Chinese culture is about to celebrate its New Year’s Eve, so scheduled events and shows started in China but also in other Asian countries, such as Malaysia. The Aquaria KLCC, in Kuala Lumpur, has put divers in its oceanarium to perform the traditional Chinese lion dance underwater, as part of celebrations for the upcoming Lunar New Year.
The underwater lion dance was performed by experienced divers who have been working alongside the aquarium for many years. Their expertise allows them to execute the show with the moves and know-how needed to make the one-of-a-kind feat go smoothly and safely.
Aquarium manager Daryl Foong said performing a lion dance underwater wasn’t an easy task. “There is an element of safety that we need to maintain in the aquarium, because we have sharks in the tank and they are wild animals. Even though they are quite used to human presence, we still have to respect them”, said Foong.
While most of the fish were generally nonchalant about the lion’s presence in their home, the green sea turtles are known to get quite cheeky once they catch sight of the new arrival. “They’ll start nudging the lion, maybe hoping there’s a bit of food in it for them”.
The lion scuba dance: a tradition
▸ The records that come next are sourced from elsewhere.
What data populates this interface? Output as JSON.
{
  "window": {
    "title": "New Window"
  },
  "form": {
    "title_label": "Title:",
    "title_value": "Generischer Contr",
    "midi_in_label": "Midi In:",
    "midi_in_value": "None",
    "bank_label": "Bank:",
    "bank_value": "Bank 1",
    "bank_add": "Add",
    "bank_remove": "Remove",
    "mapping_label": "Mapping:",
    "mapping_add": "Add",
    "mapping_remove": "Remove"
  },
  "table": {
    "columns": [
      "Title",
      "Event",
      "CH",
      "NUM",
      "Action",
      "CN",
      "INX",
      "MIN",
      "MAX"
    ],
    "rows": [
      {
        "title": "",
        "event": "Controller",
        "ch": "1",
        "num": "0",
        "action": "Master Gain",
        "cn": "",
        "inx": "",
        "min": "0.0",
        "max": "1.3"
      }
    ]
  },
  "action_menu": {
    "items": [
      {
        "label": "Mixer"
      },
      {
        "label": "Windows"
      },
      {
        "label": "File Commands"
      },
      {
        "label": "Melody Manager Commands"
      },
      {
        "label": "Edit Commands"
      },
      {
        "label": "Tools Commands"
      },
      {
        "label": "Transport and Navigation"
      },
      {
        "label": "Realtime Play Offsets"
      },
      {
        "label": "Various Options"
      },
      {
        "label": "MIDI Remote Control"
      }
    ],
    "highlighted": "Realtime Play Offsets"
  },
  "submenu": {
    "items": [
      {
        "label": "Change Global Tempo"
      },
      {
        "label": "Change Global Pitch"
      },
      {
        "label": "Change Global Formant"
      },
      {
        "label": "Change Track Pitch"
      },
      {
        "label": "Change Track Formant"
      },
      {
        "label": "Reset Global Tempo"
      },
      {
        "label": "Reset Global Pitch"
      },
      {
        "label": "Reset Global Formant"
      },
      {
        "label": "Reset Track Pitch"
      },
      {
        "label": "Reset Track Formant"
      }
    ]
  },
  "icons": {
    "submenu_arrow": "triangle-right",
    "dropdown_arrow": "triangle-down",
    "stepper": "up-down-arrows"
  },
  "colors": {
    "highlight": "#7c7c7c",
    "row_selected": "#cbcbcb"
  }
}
Aquaria KLCC first debuted their underwater lion dance during Chinese New Year in 2009, and continued to hold it on and off in the years that followed. Positive feedback from the public has resulted in the special event being held continuously for three years.
Lion dances are traditionally performed in China and among ethnic Chinese communities all over the world to mark the Lunar New Year. In the traditional art form, two or more performers put on a colourful head and cloak, and try to mimic a lion’s movements, accompanied by music – although not usually underwater.